Life insurance companies sell policies to people with mental illness all the time. Tens of millions of Americans who live with a mental illness carry life insurance, and depending on other risk factors, they sometimes pay the same premiums as other people in their general health category. The Americans With Disabilities Act requires that all businesses in the United States make what the law calls reasonable accommodations for people living with disabilities, which includes prevention of unreasonable discrimination against people with mental health considerations.
What Mental Illnesses Affect Your Ability to Get Life Insurance?
There are many kinds of mental health conditions you could have, and most of them range in severity between mild and disabling. Many conditions that affect mental health can also be hard to diagnose. It is not uncommon, for instance, for bipolar disorder to be initially mistaken for clinical depression or anxiety. Because of these uncertainties, insurance companies are generally less interested in the name of your condition than in their apparent severity and what steps, if any, you’re taking to manage them.
Instead of trying to diagnose everyone who applies for life insurance, companies generally look for signs of how your condition is affecting your quality of life. While there is a lot of room for interpretation of anybody’s medical history, insurers generally raise your perceived risk if you take multiple medications instead of one or if your medications are less commonly prescribed and more powerful than the usual treatments people get. Companies may also take into consideration the number of times, if any, that you have been hospitalized for a mental health crisis and how long ago the crisis was. There is a significant difference between, for example, a single suicide attempt 10 years ago and multiple recent attempts.
Insurance companies may also look into your related or co-occurring health conditions, as these might be more risky in the presence of a mental illness.

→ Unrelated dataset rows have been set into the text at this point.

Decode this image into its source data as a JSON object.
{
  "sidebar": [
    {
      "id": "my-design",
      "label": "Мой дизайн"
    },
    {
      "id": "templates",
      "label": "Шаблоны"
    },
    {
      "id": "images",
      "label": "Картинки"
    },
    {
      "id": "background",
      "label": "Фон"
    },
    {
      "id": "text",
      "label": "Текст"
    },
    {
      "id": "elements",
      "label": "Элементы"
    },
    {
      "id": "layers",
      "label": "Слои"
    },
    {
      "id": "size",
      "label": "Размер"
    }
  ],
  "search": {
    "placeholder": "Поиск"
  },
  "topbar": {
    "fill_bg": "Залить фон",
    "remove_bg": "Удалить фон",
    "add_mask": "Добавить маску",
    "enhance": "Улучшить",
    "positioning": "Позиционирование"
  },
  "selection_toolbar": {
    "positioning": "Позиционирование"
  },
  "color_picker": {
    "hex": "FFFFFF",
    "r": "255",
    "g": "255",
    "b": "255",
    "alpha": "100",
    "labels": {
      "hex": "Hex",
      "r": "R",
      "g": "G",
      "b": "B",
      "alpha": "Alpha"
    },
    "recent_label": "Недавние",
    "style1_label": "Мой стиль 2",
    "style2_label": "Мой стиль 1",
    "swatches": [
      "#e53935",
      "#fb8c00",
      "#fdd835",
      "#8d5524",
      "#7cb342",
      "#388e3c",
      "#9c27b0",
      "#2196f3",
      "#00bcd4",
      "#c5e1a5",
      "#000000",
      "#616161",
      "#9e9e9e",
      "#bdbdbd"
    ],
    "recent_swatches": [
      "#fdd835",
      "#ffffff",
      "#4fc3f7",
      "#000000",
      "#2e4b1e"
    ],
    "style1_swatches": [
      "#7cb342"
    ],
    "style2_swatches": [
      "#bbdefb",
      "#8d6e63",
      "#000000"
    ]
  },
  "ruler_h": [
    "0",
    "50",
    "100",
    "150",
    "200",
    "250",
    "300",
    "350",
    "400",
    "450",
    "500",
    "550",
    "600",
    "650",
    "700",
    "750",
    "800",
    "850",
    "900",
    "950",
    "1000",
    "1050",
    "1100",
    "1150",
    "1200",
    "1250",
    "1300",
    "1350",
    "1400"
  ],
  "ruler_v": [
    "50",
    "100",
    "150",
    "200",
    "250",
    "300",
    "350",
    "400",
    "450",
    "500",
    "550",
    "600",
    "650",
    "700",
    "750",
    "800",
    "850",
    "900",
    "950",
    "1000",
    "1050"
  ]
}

People who report drinking alcohol, for example, are not necessarily riskier to insure than people who don’t. If you have a diagnosis of depression, however, frequent alcohol consumption is likely to be seen as a risk factor affecting your eligibility for life insurance.
Does Seeing a Psychiatrist Affect Life Insurance Premiums?
Seeing a professional therapist, such as a psychiatrist or other mental health worker, may affect your eligibility and premium level in a positive way. While it may be surprising to see a reduction in your premium when you start seeing a psychiatrist, the fact that you’re getting treatment can make your mental health condition seem less risky to the insurer. While having a mental illness does increase your risk for certain kinds of harm, your life insurance provider is likely to be more interested in whether you are controlling the condition with professional help.